Tim Cook has a message for short-term investors: Saddle up for the long haul, or consider moving on. At an event Monday night in San Francisco, the Apple Inc. (AAPL) CEO decried the 90-day reporting cycle as "remnant of a different day and time," and suggested that short-term investors should take their money elsewhere if they're in it for a quick buck. "As CEO, I'm going to take the heat and tell my investors: We welcome you but if you're short term, maybe this isn't for you," Cook said at the Fortune CEO Initiative. "If you're making decisions based on the short-term investors, you're making a terrible decision...the CEO and the board must be willing to take the turbulence, with the activists
Apple needs to break into another big market to keep growing, Guggenheim analysts believe. They think that market should be cars, which has a total addressable market of more than $2 trillion. Apple has a lot of strengths that could be beneficial to building an electric car, including hardware and software expertise. Apple's leadership has signaled its next big source of revenue is its online services business, with a goal to sell over $50 billion in iCloud, Apple Music, and other subscriptions by 2021. In fact, Apple is preparing to launch a new bundle with news, music, and video, as soon as next year, according to CNN. One bank, however, sees Apple's future more closely associated with another

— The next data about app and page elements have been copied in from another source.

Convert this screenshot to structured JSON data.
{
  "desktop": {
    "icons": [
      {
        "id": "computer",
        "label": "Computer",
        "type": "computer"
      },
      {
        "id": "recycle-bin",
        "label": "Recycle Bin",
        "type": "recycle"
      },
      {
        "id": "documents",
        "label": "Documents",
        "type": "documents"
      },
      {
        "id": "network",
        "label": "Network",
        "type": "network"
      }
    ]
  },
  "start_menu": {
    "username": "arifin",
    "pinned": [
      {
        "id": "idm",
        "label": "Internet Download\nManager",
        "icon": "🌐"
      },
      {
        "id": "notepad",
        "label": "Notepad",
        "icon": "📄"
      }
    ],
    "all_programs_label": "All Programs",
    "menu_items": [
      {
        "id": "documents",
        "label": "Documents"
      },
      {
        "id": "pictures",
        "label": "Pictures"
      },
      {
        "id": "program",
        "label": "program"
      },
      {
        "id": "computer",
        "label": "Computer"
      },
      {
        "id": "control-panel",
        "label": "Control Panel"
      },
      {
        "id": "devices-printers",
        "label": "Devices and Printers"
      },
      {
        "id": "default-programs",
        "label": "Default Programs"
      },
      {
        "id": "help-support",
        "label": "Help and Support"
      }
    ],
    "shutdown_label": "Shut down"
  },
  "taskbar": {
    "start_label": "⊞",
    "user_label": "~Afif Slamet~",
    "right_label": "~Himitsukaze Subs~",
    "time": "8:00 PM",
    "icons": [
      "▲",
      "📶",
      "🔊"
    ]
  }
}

Aiming to reduce aircraft noise for communities that live near airports, NASA has successfully tested new noise reduction technologies on a series of Acoustic Research Measurement (ARM) flight, and managed to cut airframe noise during landing by more than 70 per cent. The ARM flights, which concluded in May, at NASA's Armstrong Flight Research Center in California, tested technology to address airframe noise, or noise that is produced by non-propulsive parts of the aircraft, during landing. NASA successfully combined several technologies including Landing Gear Noise Reduction, landing gear cavity treatments, and the Adaptive Compliant Trailing Edge flexible wing flap, on various airframe components
The largest coral reef system in the Northern Hemisphere, the Belize Barrier Reef, was added to UNESCO's list of World Heritage in Danger in 2009 over fears of "mangrove cutting and excessive development in the property." The Belizean government responded to the threat by making a "transformational shift," UNESCO's marine program coordinator, Fanny Douvere, told The New York Times, and its hard work paid off. This week, the reef was removed from UNESCO's list of endangered sites. Conservationists credit the Belizean government for suspending offshore drilling and implementing new protections for the mangrove forests.